──────── Records to process

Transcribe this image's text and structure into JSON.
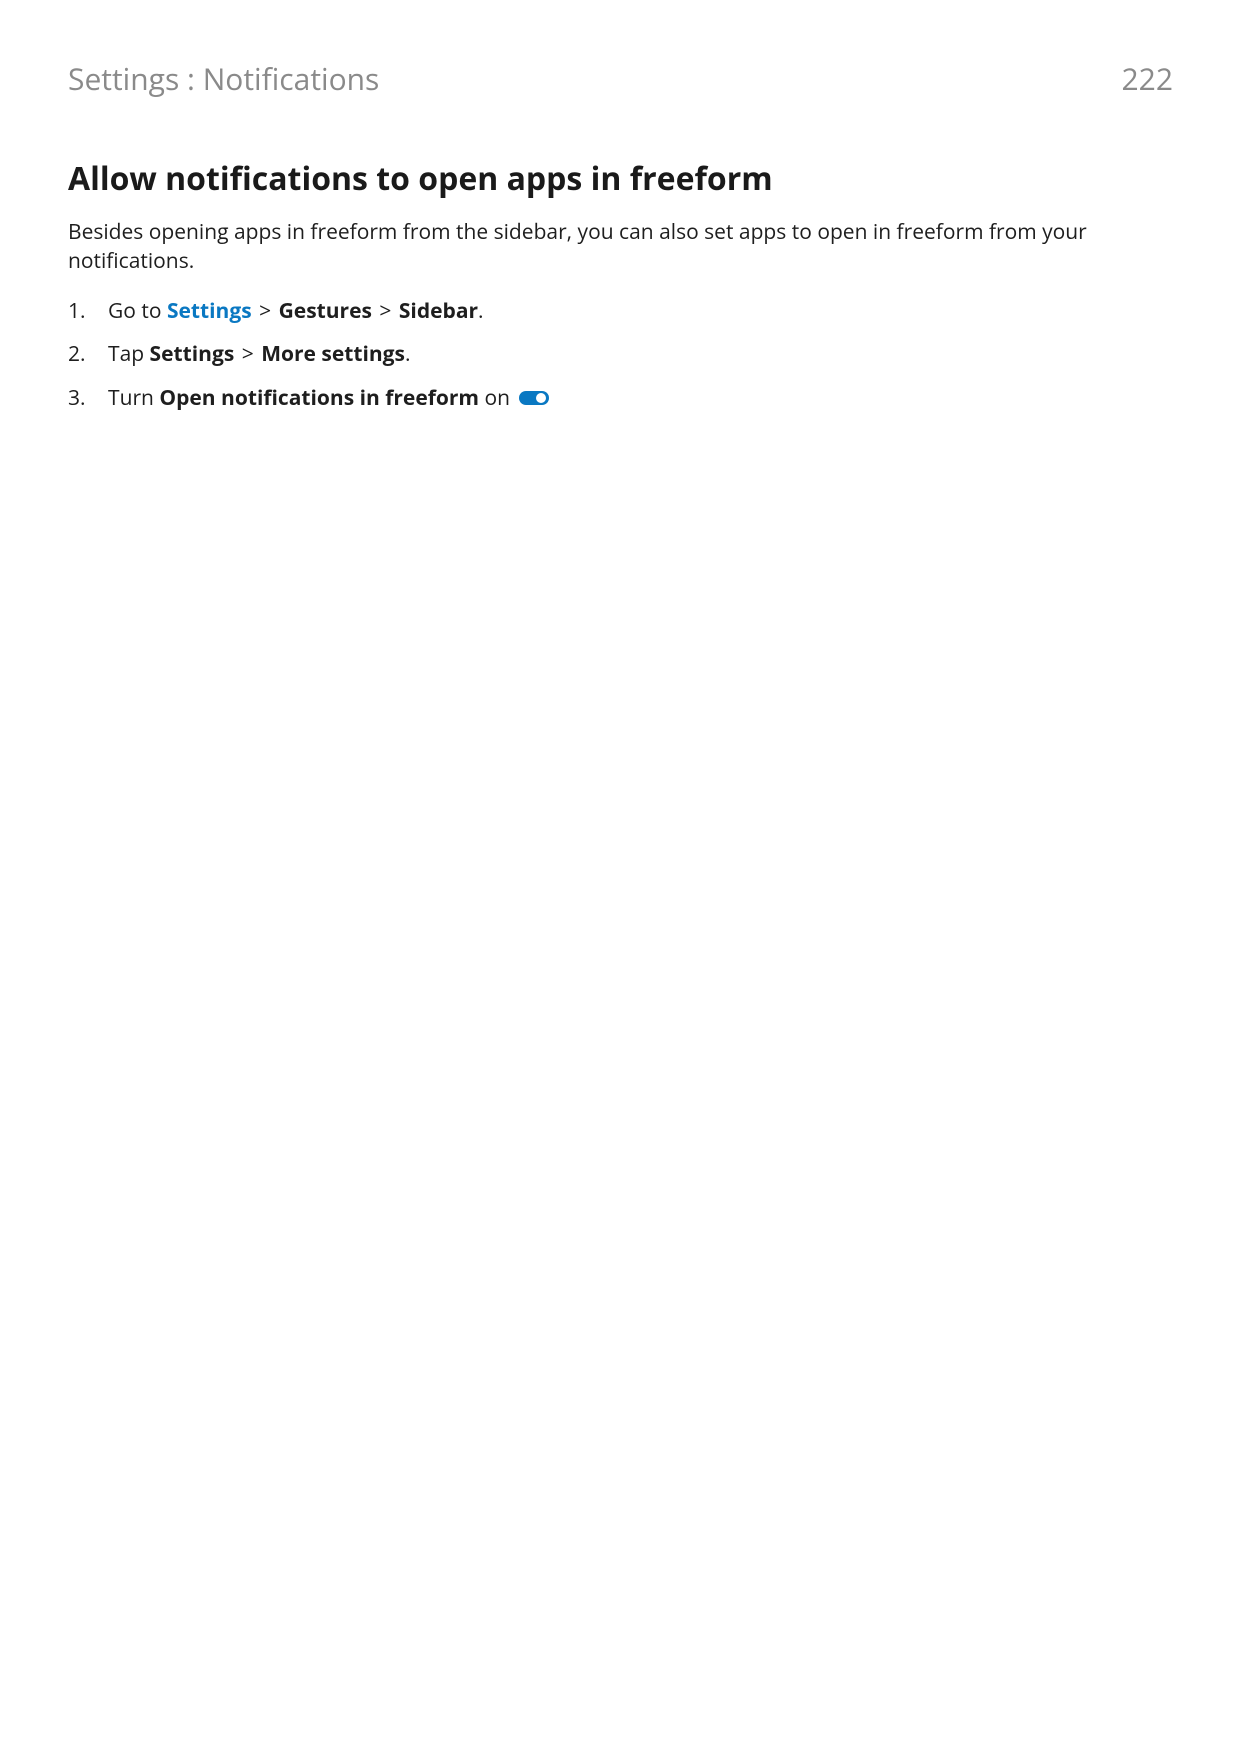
{
  "header": {
    "breadcrumb": "Settings : Notifications",
    "page_number": "222"
  },
  "main": {
    "heading": "Allow notifications to open apps in freeform",
    "intro": "Besides opening apps in freeform from the sidebar, you can also set apps to open in freeform from your notifications.",
    "steps": {
      "s1": {
        "prefix": "Go to ",
        "link": "Settings",
        "sep1": " > ",
        "b1": "Gestures",
        "sep2": " > ",
        "b2": "Sidebar",
        "suffix": "."
      },
      "s2": {
        "prefix": "Tap ",
        "b1": "Settings",
        "sep1": " > ",
        "b2": "More settings",
        "suffix": "."
      },
      "s3": {
        "prefix": "Turn ",
        "b1": "Open notifications in freeform",
        "mid": " on "
      }
    }
  }
}
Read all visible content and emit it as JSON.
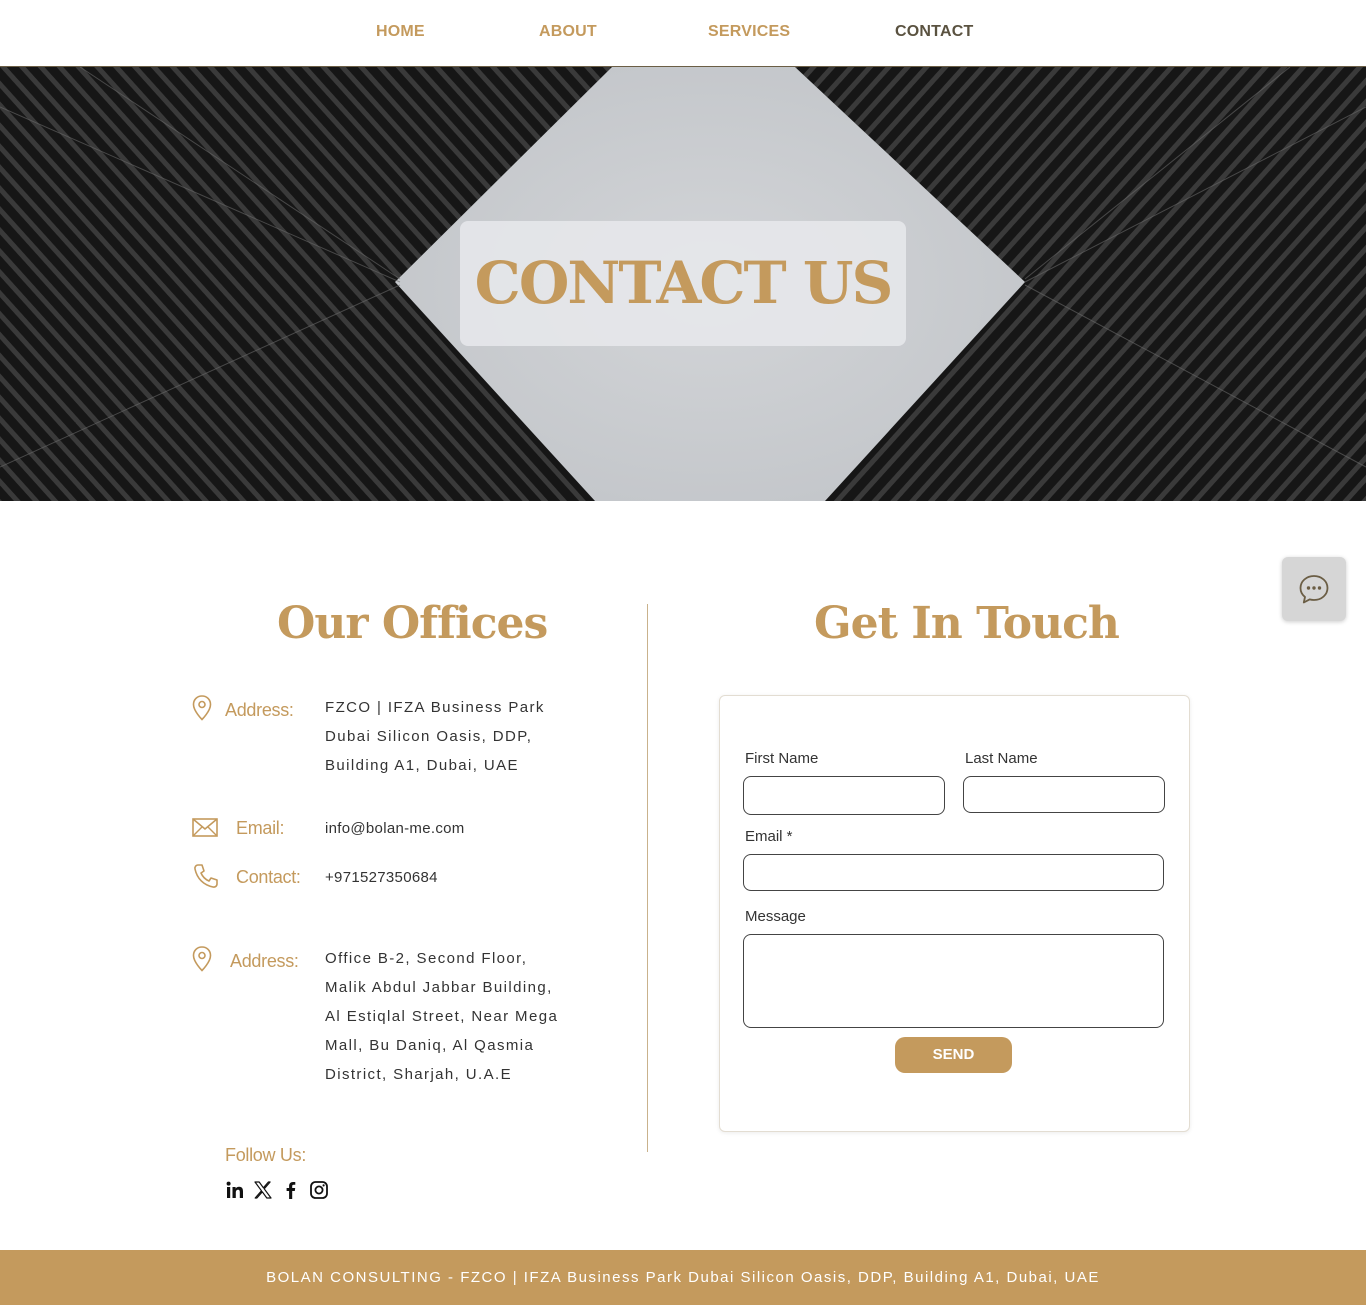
{
  "nav": {
    "home": "HOME",
    "about": "ABOUT",
    "services": "SERVICES",
    "contact": "CONTACT"
  },
  "hero": {
    "title": "CONTACT US"
  },
  "offices": {
    "title": "Our Offices",
    "address1_label": "Address:",
    "address1_lines": [
      "FZCO | IFZA Business Park",
      "Dubai Silicon Oasis, DDP,",
      "Building A1, Dubai, UAE"
    ],
    "email_label": "Email:",
    "email_value": "info@bolan-me.com",
    "contact_label": "Contact:",
    "contact_value": "+971527350684",
    "address2_label": "Address:",
    "address2_lines": [
      "Office B-2, Second Floor,",
      "Malik Abdul Jabbar Building,",
      "Al Estiqlal Street, Near Mega",
      "Mall, Bu Daniq, Al Qasmia",
      "District, Sharjah, U.A.E"
    ],
    "follow_label": "Follow Us:"
  },
  "form": {
    "title": "Get In Touch",
    "first_name_label": "First Name",
    "last_name_label": "Last Name",
    "email_label": "Email *",
    "message_label": "Message",
    "first_name_value": "",
    "last_name_value": "",
    "email_value": "",
    "message_value": "",
    "send_label": "SEND"
  },
  "social": [
    "linkedin-icon",
    "x-icon",
    "facebook-icon",
    "instagram-icon"
  ],
  "footer": {
    "text": "BOLAN CONSULTING - FZCO | IFZA Business Park Dubai Silicon Oasis, DDP, Building A1, Dubai, UAE"
  },
  "colors": {
    "accent": "#c49a5d",
    "nav_active": "#5a5240",
    "footer_bg": "#c49a5d"
  }
}
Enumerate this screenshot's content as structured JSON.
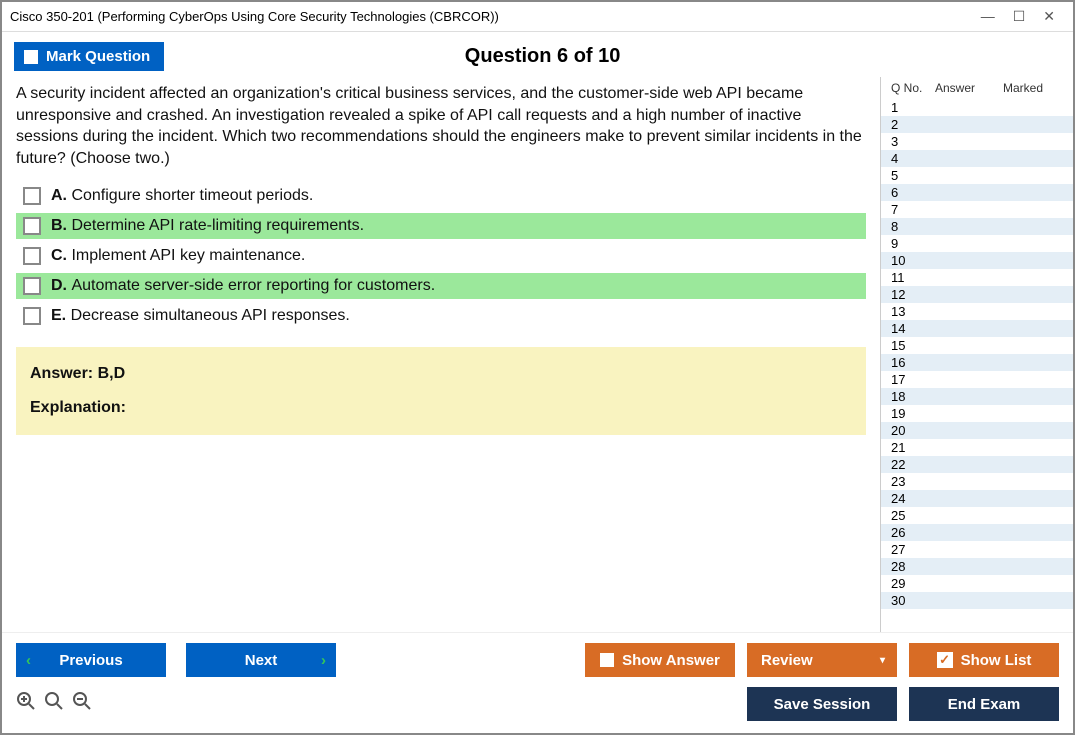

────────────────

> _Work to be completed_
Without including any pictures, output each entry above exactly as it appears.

> _Exercise output_
Transcribe this image's text and structure into JSON.
{
  "header": {
    "breadcrumb": "Settings : Notifications",
    "page_number": "222"
  },
  "main": {
    "heading": "Allow notifications to open apps in freeform",
    "intro": "Besides opening apps in freeform from the sidebar, you can also set apps to open in freeform from your notifications.",
    "steps": {
      "s1": {
        "prefix": "Go to ",
        "link": "Settings",
        "sep1": " > ",
        "b1": "Gestures",
        "sep2": " > ",
        "b2": "Sidebar",
        "suffix": "."
      },
      "s2": {
        "prefix": "Tap ",
        "b1": "Settings",
        "sep1": " > ",
        "b2": "More settings",
        "suffix": "."
      },
      "s3": {
        "prefix": "Turn ",
        "b1": "Open notifications in freeform",
        "mid": " on "
      }
    }
  }
}
Read all visible content and emit it as JSON.
{
  "nav": {
    "home": "HOME",
    "about": "ABOUT",
    "services": "SERVICES",
    "contact": "CONTACT"
  },
  "hero": {
    "title": "CONTACT US"
  },
  "offices": {
    "title": "Our Offices",
    "address1_label": "Address:",
    "address1_lines": [
      "FZCO | IFZA Business Park",
      "Dubai Silicon Oasis, DDP,",
      "Building A1, Dubai, UAE"
    ],
    "email_label": "Email:",
    "email_value": "info@bolan-me.com",
    "contact_label": "Contact:",
    "contact_value": "+971527350684",
    "address2_label": "Address:",
    "address2_lines": [
      "Office B-2, Second Floor,",
      "Malik Abdul Jabbar Building,",
      "Al Estiqlal Street, Near Mega",
      "Mall, Bu Daniq, Al Qasmia",
      "District, Sharjah, U.A.E"
    ],
    "follow_label": "Follow Us:"
  },
  "form": {
    "title": "Get In Touch",
    "first_name_label": "First Name",
    "last_name_label": "Last Name",
    "email_label": "Email *",
    "message_label": "Message",
    "first_name_value": "",
    "last_name_value": "",
    "email_value": "",
    "message_value": "",
    "send_label": "SEND"
  },
  "social": [
    "linkedin-icon",
    "x-icon",
    "facebook-icon",
    "instagram-icon"
  ],
  "footer": {
    "text": "BOLAN CONSULTING - FZCO | IFZA Business Park Dubai Silicon Oasis, DDP, Building A1, Dubai, UAE"
  },
  "colors": {
    "accent": "#c49a5d",
    "nav_active": "#5a5240",
    "footer_bg": "#c49a5d"
  }
}
Enumerate this screenshot's content as structured JSON.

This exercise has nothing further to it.